** Working data **
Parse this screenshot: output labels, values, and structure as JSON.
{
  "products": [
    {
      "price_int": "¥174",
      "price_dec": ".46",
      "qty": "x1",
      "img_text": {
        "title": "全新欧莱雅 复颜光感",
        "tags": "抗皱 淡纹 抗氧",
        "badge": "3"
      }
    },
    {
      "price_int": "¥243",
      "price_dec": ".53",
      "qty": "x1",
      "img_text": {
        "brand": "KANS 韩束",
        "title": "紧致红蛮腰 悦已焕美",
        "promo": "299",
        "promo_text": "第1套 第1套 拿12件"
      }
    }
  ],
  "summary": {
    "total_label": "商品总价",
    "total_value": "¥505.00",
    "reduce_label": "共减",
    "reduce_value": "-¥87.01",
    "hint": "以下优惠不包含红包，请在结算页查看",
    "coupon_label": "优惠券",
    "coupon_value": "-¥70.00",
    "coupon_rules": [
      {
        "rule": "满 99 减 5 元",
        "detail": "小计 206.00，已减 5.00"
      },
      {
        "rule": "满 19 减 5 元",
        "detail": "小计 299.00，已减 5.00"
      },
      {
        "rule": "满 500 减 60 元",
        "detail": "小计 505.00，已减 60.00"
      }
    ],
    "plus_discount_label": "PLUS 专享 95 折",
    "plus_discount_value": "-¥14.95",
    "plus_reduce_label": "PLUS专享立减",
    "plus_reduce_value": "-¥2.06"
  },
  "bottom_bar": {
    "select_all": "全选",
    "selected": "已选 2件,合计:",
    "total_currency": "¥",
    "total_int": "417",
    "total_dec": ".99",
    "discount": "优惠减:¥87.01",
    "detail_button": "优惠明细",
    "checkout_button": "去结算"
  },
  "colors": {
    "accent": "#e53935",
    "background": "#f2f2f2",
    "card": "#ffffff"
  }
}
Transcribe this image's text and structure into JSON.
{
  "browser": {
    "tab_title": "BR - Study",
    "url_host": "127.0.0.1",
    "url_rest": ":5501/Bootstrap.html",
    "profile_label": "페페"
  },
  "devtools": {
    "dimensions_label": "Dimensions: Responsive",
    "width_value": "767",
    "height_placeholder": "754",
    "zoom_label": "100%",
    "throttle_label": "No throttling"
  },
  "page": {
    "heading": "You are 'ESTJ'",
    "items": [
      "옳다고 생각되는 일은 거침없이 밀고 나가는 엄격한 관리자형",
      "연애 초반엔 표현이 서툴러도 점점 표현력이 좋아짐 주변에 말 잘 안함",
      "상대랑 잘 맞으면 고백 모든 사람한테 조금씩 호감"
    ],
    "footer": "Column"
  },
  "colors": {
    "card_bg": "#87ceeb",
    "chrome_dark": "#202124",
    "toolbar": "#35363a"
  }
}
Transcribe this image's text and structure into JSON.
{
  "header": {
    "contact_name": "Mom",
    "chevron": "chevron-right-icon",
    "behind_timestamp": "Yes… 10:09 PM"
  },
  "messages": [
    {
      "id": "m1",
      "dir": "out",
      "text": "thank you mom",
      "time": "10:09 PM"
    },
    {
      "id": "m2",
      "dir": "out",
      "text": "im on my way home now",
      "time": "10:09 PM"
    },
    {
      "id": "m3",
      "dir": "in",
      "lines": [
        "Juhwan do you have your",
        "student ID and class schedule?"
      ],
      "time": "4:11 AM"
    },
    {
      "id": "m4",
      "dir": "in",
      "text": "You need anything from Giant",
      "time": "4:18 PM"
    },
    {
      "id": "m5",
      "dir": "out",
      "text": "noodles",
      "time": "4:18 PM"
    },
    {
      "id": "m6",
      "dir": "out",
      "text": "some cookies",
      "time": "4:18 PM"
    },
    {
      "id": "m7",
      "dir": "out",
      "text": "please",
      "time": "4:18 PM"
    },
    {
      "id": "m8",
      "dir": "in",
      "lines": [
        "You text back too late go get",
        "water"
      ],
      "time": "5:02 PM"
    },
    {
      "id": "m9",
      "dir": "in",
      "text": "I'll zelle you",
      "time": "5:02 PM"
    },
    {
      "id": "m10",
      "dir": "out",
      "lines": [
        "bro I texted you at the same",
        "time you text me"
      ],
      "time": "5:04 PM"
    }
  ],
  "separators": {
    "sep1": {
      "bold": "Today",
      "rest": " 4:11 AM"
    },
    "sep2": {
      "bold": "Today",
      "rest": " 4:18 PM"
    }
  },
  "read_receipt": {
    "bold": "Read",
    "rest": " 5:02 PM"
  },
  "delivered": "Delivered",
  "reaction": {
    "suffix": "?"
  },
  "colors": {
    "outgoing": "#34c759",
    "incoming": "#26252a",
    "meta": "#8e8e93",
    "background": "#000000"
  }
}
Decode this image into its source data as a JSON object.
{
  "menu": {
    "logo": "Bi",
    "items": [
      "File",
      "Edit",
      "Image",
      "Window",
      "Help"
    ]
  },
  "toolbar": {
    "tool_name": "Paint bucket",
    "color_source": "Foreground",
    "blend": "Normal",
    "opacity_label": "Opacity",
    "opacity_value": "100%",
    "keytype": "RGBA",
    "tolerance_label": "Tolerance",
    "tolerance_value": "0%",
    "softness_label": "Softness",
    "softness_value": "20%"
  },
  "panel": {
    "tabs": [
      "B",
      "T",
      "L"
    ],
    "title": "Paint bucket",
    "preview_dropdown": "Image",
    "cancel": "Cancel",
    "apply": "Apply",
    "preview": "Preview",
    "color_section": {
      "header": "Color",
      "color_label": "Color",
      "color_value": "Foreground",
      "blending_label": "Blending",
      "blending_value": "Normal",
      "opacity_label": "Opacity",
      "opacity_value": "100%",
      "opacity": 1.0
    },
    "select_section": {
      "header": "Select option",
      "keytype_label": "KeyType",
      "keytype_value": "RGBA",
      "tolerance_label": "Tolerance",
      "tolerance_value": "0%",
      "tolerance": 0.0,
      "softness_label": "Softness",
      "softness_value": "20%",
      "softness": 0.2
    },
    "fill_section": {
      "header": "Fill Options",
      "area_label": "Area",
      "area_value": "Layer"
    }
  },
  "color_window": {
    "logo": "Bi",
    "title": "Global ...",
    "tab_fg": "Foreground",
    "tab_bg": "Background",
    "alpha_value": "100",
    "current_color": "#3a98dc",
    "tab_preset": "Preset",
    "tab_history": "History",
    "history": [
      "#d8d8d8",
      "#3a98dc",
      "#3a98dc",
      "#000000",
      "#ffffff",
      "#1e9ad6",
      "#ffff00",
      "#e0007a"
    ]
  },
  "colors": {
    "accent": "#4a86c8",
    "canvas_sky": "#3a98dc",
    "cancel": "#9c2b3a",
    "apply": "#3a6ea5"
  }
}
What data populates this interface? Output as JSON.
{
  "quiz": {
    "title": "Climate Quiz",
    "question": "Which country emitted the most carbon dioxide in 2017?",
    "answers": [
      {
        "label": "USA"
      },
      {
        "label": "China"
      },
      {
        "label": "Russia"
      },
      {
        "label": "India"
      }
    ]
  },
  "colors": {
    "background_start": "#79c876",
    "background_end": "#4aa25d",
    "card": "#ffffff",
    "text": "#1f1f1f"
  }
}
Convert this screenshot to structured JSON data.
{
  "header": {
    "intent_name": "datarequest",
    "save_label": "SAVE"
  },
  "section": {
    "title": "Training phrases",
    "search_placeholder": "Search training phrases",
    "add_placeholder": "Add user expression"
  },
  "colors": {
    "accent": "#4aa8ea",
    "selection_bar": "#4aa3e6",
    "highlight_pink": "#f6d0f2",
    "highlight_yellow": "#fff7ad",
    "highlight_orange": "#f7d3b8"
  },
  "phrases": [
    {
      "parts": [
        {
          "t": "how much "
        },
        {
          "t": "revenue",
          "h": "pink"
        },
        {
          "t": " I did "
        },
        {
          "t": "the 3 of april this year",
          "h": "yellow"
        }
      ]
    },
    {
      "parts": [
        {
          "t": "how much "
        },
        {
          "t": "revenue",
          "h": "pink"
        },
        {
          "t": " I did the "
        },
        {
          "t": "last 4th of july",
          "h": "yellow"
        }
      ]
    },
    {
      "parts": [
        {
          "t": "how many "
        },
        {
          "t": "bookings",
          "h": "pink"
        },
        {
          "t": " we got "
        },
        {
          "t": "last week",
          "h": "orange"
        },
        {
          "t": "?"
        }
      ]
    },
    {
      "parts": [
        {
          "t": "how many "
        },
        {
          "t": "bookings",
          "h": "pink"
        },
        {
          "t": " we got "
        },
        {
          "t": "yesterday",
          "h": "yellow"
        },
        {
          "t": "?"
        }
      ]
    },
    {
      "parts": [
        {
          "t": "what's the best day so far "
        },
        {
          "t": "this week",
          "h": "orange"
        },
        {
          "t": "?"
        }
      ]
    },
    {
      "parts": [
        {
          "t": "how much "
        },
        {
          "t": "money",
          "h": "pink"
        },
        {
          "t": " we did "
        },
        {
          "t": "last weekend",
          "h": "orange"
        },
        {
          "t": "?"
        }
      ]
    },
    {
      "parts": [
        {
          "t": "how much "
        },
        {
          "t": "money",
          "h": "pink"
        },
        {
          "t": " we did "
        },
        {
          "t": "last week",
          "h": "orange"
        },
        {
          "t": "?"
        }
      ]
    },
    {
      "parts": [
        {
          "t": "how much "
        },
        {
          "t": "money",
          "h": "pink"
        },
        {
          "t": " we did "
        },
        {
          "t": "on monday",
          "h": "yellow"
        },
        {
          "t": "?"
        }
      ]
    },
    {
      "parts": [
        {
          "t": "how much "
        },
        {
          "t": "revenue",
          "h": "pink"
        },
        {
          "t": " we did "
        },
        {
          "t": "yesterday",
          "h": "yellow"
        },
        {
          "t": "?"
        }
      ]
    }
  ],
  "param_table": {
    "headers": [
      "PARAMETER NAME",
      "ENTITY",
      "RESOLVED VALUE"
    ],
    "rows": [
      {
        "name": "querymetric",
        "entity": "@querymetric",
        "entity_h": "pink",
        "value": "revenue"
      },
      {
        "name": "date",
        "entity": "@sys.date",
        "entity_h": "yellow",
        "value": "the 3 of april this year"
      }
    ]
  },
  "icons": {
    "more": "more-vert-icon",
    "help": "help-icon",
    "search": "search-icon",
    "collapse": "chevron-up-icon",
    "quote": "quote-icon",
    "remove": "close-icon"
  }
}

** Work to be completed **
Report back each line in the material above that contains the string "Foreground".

** Problem solution **
    "color_source": "Foreground",
      "color_value": "Foreground",
    "tab_fg": "Foreground",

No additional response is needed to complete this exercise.